(What the task asks): Find every line in the records below that holds the word "applications", and copy it out.

(Exercise data):
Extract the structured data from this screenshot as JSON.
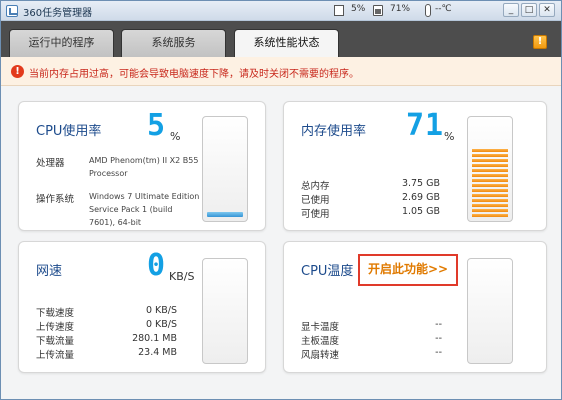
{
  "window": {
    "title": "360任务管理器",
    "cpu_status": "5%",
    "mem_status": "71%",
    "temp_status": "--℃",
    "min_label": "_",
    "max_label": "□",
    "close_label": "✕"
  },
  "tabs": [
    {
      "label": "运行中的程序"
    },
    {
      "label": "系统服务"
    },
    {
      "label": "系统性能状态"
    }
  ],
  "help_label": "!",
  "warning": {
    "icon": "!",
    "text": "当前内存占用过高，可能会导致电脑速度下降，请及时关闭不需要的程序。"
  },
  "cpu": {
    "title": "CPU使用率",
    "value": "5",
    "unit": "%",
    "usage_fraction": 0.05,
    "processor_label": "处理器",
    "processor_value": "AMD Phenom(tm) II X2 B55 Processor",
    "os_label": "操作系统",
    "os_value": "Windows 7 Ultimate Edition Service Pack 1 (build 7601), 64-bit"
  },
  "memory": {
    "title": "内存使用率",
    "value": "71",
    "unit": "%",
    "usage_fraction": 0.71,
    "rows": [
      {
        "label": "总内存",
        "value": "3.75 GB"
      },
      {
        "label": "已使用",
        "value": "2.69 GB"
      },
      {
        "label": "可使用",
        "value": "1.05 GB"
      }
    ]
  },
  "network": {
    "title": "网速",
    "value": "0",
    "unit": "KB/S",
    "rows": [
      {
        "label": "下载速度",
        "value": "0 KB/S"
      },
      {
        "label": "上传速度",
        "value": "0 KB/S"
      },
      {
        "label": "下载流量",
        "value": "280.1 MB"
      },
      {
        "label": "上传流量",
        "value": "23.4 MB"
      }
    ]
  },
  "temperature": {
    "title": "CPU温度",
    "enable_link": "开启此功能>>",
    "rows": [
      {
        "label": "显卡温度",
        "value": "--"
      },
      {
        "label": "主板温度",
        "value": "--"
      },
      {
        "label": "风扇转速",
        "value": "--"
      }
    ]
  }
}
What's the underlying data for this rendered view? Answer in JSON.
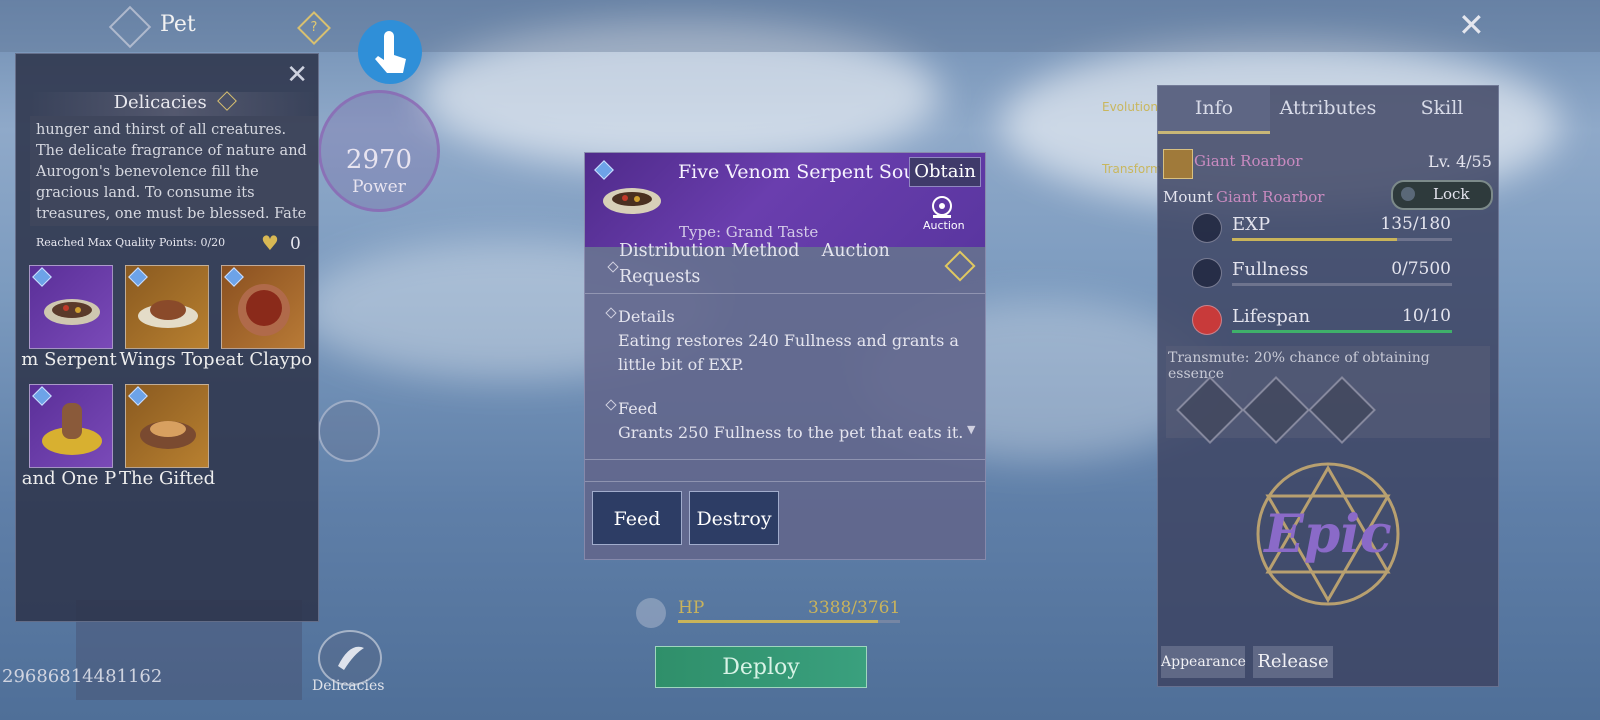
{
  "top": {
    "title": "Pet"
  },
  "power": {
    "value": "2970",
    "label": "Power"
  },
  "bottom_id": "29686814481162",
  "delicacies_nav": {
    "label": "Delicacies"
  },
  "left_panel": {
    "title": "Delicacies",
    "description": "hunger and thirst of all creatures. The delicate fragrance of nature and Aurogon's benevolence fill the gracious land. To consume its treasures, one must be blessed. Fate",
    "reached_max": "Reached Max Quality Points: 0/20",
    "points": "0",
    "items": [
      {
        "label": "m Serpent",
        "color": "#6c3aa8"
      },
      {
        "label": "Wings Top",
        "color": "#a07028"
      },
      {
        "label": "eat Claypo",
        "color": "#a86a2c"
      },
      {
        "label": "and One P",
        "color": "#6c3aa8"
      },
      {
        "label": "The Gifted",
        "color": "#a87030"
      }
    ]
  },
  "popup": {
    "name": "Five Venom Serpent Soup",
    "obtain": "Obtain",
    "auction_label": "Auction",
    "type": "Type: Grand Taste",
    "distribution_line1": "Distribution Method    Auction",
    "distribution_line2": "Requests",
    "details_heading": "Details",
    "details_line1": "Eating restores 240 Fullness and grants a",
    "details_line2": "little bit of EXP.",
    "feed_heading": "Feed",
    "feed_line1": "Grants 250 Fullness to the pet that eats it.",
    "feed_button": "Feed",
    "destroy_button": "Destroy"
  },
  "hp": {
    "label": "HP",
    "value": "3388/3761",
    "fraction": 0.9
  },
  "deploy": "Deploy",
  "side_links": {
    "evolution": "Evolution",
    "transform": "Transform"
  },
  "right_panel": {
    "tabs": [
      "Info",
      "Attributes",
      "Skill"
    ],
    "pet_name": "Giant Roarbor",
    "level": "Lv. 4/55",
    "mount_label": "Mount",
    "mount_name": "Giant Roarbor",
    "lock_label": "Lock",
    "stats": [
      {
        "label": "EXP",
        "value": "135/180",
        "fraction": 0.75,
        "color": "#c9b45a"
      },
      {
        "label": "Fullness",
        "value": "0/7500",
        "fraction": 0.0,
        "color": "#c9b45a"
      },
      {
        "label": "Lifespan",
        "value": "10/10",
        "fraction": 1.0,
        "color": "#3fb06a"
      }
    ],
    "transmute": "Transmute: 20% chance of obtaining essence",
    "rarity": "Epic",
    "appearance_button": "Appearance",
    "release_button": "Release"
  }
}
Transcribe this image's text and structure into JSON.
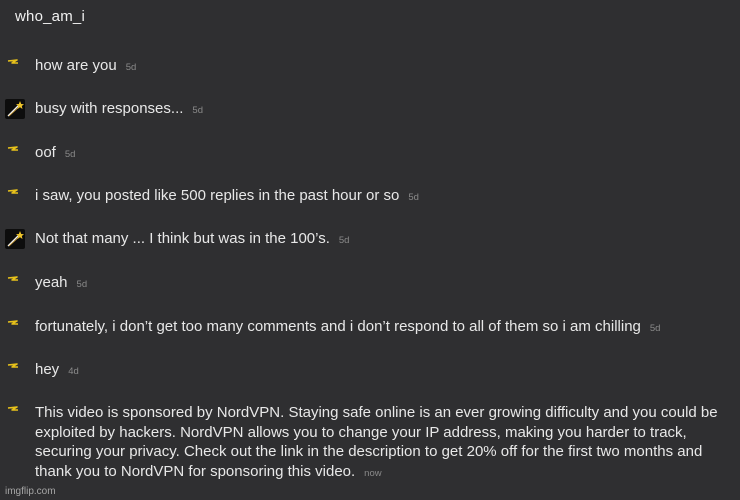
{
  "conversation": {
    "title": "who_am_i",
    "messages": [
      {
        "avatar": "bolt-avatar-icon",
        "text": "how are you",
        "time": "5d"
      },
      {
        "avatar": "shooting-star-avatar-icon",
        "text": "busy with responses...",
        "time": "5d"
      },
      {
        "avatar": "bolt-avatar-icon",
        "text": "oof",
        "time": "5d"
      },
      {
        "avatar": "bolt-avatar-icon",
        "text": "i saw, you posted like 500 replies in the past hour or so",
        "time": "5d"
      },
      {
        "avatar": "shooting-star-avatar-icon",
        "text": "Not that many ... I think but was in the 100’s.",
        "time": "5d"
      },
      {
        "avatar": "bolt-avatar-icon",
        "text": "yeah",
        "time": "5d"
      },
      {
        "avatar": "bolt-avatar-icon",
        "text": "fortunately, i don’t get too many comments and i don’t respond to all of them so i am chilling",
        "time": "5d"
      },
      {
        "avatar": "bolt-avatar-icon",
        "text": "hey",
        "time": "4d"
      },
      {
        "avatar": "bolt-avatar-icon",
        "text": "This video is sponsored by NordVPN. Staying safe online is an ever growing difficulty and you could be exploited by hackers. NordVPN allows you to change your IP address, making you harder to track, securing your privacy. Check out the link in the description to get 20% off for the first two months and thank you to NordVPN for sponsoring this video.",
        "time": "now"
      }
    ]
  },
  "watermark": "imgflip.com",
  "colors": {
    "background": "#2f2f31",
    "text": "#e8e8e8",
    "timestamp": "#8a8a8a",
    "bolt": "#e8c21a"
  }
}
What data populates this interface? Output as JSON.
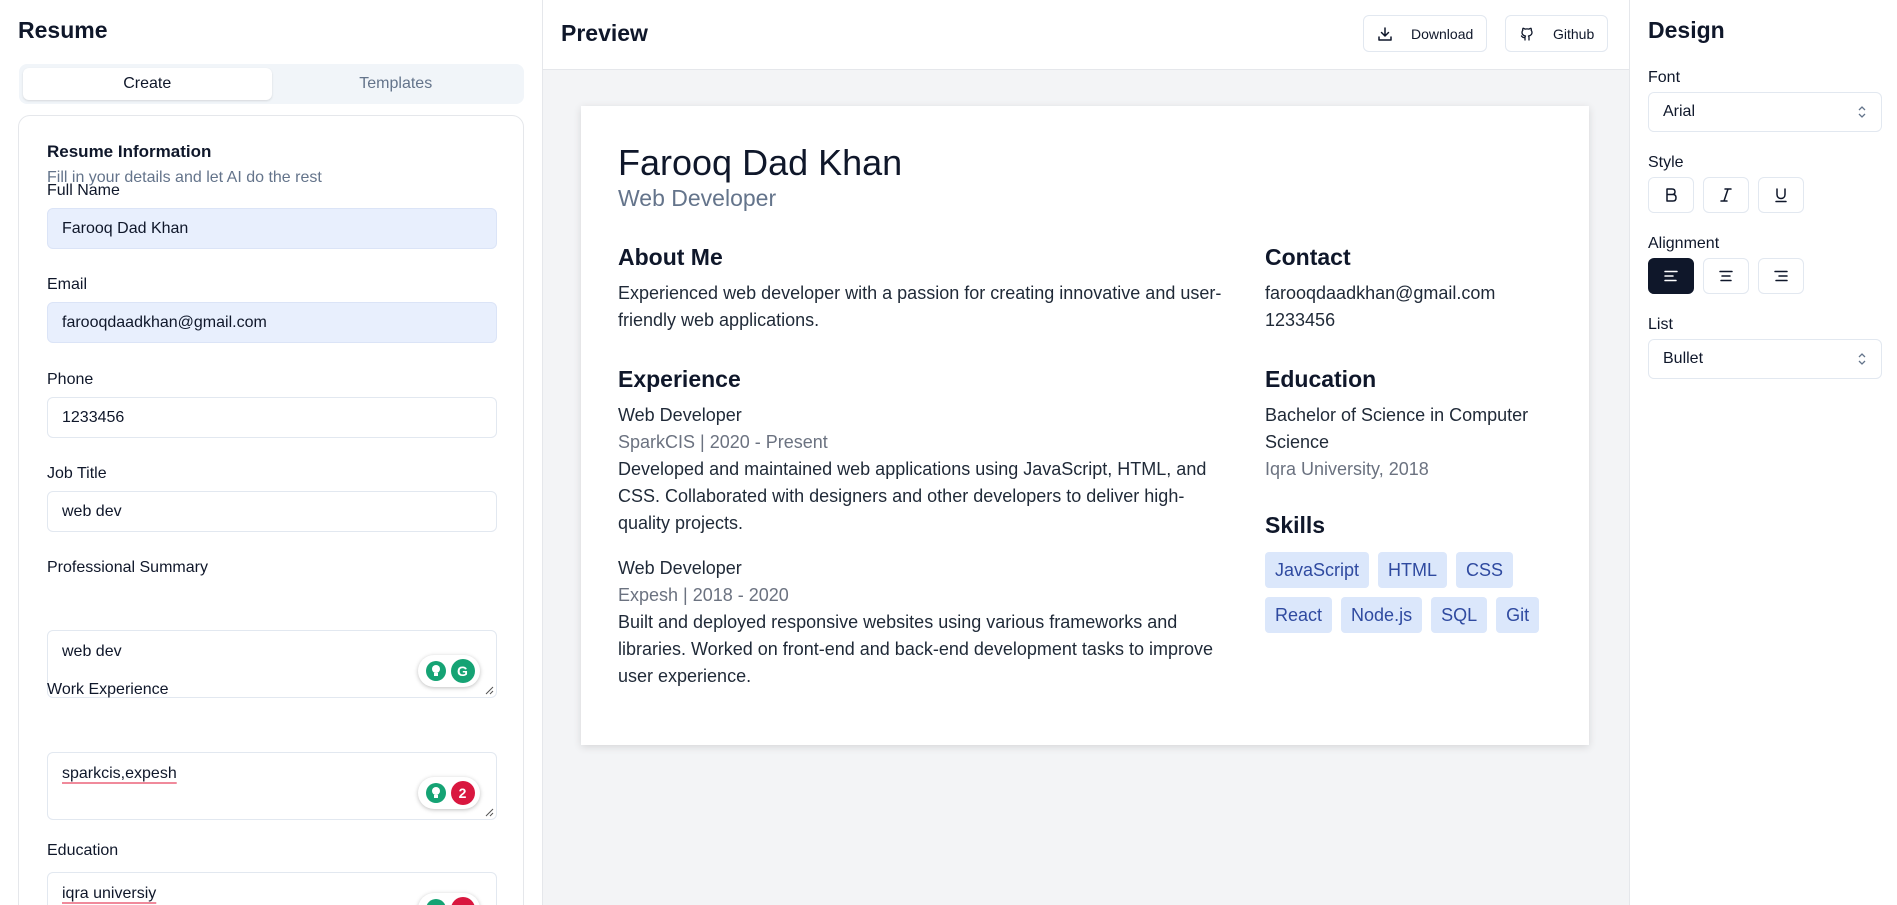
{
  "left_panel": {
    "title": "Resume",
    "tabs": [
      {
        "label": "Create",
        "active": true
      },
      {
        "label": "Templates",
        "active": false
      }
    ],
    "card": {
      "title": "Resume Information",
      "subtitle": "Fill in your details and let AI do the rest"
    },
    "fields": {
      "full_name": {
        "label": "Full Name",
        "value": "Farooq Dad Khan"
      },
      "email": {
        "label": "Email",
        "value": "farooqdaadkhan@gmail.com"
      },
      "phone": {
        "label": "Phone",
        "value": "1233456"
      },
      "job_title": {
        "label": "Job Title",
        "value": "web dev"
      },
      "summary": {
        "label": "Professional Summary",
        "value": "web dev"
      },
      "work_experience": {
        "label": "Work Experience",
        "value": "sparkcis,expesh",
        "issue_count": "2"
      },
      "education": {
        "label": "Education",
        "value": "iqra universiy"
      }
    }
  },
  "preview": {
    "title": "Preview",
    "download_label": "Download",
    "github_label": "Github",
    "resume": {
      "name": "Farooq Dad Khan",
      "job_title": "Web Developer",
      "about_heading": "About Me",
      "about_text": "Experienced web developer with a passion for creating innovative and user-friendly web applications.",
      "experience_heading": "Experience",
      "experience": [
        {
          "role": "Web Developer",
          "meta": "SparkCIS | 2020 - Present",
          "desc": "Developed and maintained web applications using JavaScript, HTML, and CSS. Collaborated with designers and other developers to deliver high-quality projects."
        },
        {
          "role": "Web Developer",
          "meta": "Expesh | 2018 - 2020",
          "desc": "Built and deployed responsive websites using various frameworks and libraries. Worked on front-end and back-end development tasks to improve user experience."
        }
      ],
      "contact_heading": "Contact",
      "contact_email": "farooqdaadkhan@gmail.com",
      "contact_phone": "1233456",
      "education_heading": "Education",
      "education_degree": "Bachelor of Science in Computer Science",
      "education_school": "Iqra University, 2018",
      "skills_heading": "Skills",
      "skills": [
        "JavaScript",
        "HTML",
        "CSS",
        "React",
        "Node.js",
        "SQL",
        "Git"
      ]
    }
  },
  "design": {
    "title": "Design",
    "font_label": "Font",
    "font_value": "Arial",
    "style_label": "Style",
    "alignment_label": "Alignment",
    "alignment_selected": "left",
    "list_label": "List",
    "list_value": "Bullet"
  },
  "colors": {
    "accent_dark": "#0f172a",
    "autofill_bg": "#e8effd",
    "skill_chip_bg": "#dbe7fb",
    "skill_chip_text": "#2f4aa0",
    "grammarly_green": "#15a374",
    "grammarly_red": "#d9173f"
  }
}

(Output below):
      "about_text": "Experienced web developer with a passion for creating innovative and user-friendly web applications.",
          "desc": "Developed and maintained web applications using JavaScript, HTML, and CSS. Collaborated with designers and other developers to deliver high-quality projects."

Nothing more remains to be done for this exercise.